Sam Stockman, Dan Lawson, & Maximilian J. Werner

Submitted September 11, 2022, SCEC Contribution #11932, 2022 SCEC Annual Meeting Poster #TBD

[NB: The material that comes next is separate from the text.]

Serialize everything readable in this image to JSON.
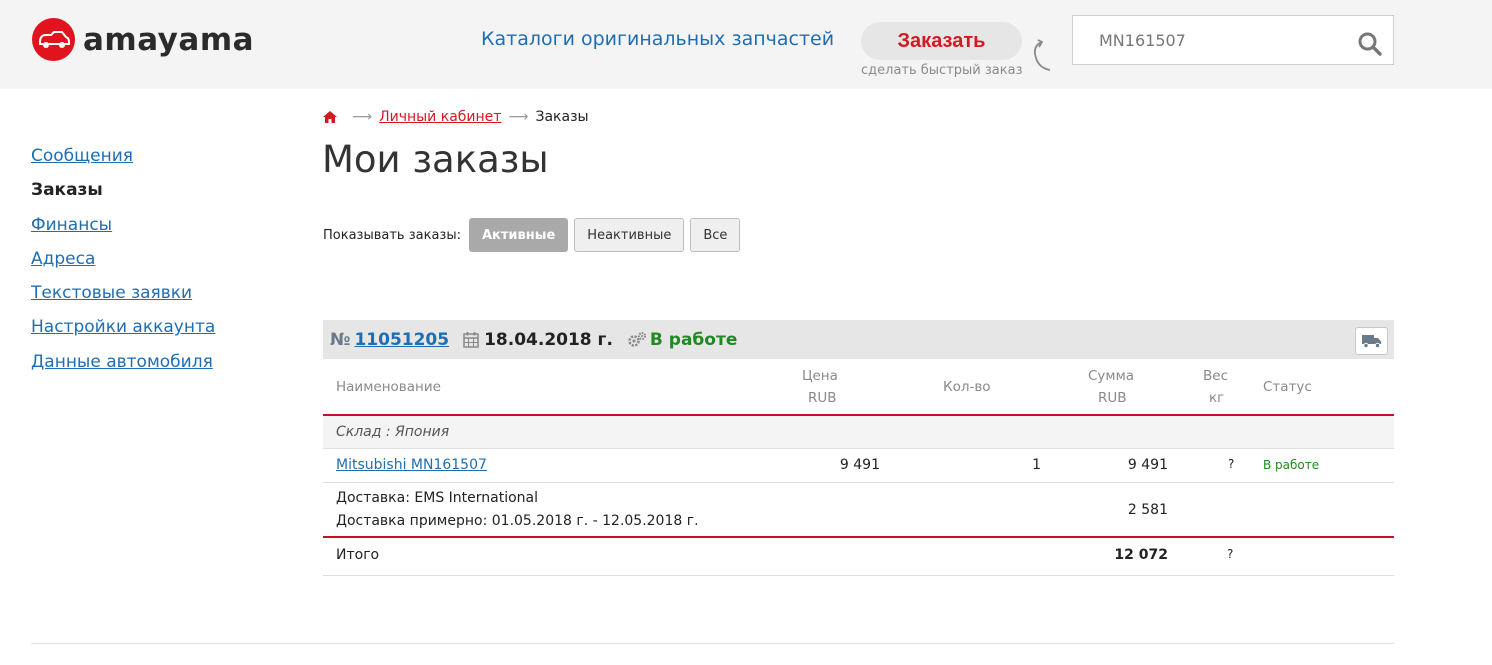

Point processes have been the dominant way of describing the evolution of seismicity for a while, with the Epidemic Type Aftershock Sequence (ETAS) model being the most successful. Recent advances in the field of machine learning have constructed highly flexible point process models using neural networks to seek improvements on existing parametric models. We conduct an investigation into the whether these flexible point process models can be applied to short term seismicity forecasting by extending an existing temporal neural model to the magnitude domain. Furthermore, we show how this model can be used to forecast earthquakes above a target magnitude threshold. We first find that the neural model can learn to capture synthetic ETAS data, however, requiring less computational time due to the fact that it is not dependent on the full history of the sequence. On data from a new high-resolution earthquake sequence in the Central Apennines we investigate the sensitivity of both ETAS and the neural model with respect to the lowest magnitude passed into each. We find that both models perform similarly at previously explored thresholds but as the magnitude is lowered the performance of ETAS reduces unlike that of the neural model. We argue that some of the gains made by the neural model are due to its ability to handle incomplete data. Since neither model has an overall forecasting advantage over the other, our work suggests that there is not enough signal in 2-dimensional data to give a neural model an advantage over ETAS, but does offer a more efficient way to model data incompleteness. Our work also stresses the need for considering temporal incompleteness when using new machine learning generated earthquake catalogs.

Stockman, S., Lawson, D., & Werner, M. J. (2022, 09). Targeting Temporal Seismicity with a Neural Point Process. Poster Presentation at 2022 SCEC Annual Meeting.

Related Projects & Working Groups
Earthquake Forecasting and Predictability (EFP)